◆ **Input records**
╔══

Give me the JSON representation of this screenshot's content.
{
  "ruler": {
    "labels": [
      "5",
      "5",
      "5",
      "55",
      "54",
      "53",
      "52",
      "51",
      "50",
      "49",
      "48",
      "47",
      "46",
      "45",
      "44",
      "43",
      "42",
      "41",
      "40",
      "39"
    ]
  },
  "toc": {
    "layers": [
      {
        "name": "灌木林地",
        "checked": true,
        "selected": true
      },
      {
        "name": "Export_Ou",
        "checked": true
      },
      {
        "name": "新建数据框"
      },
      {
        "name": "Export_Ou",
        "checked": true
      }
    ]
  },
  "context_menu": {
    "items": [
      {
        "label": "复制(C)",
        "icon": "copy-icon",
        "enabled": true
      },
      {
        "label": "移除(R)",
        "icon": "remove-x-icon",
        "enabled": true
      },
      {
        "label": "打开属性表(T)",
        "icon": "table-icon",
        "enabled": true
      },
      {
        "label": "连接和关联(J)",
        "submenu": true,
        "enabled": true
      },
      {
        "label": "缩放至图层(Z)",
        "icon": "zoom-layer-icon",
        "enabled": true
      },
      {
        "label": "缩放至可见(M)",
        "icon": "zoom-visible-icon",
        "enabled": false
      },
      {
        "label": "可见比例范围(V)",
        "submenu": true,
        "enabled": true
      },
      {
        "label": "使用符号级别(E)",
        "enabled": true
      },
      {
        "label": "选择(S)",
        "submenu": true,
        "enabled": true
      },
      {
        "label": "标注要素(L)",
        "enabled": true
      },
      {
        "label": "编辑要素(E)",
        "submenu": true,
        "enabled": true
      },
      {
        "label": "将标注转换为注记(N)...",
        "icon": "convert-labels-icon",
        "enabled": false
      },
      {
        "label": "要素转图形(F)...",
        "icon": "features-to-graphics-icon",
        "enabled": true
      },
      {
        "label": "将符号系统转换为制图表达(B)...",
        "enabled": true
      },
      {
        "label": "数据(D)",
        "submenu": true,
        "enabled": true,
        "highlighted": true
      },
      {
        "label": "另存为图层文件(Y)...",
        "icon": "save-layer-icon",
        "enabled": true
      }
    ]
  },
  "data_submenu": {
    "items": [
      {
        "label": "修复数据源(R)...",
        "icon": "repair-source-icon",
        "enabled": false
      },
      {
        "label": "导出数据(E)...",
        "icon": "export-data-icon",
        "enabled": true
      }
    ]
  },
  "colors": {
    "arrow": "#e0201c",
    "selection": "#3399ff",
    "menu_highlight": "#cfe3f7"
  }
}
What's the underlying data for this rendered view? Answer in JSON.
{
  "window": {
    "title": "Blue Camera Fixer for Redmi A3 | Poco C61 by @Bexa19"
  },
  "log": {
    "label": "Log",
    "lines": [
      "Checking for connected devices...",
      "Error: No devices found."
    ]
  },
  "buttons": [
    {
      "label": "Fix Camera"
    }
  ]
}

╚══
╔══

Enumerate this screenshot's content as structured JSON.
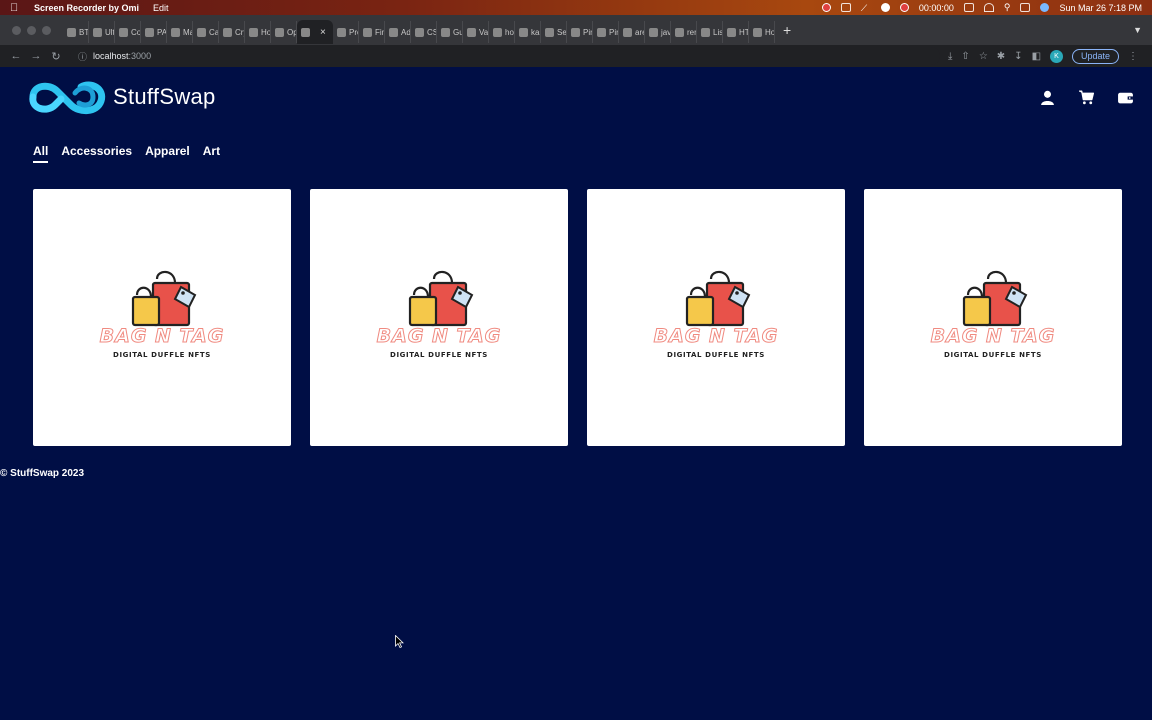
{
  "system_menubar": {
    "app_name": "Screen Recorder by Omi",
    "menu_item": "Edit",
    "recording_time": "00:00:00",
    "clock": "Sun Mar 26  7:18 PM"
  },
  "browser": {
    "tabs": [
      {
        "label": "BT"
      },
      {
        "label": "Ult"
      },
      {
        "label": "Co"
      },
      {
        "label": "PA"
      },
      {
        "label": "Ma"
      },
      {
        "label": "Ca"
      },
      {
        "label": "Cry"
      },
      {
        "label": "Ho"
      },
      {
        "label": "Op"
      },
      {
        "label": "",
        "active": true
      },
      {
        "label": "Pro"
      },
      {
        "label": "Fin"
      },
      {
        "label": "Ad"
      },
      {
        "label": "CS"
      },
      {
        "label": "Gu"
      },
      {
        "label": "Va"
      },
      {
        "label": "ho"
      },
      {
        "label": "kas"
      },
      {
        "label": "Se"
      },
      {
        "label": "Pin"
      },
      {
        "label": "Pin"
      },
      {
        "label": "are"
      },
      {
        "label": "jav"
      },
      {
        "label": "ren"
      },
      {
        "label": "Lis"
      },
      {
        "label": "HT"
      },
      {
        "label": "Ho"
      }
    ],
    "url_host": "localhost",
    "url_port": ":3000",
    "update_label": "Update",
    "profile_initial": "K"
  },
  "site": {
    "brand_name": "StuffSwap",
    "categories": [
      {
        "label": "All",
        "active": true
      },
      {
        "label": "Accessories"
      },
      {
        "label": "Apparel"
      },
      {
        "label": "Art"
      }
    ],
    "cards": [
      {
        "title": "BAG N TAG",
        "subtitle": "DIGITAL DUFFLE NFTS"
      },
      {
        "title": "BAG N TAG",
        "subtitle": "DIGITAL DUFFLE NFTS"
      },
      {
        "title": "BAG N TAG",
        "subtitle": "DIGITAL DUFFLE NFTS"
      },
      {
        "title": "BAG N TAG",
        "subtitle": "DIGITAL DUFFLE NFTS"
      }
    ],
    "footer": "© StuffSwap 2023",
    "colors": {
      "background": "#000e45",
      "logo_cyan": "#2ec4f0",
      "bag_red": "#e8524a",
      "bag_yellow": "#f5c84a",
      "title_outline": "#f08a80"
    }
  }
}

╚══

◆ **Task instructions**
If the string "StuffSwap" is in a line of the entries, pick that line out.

◆ **Solution to this exercise**
    "brand_name": "StuffSwap",
    "footer": "© StuffSwap 2023",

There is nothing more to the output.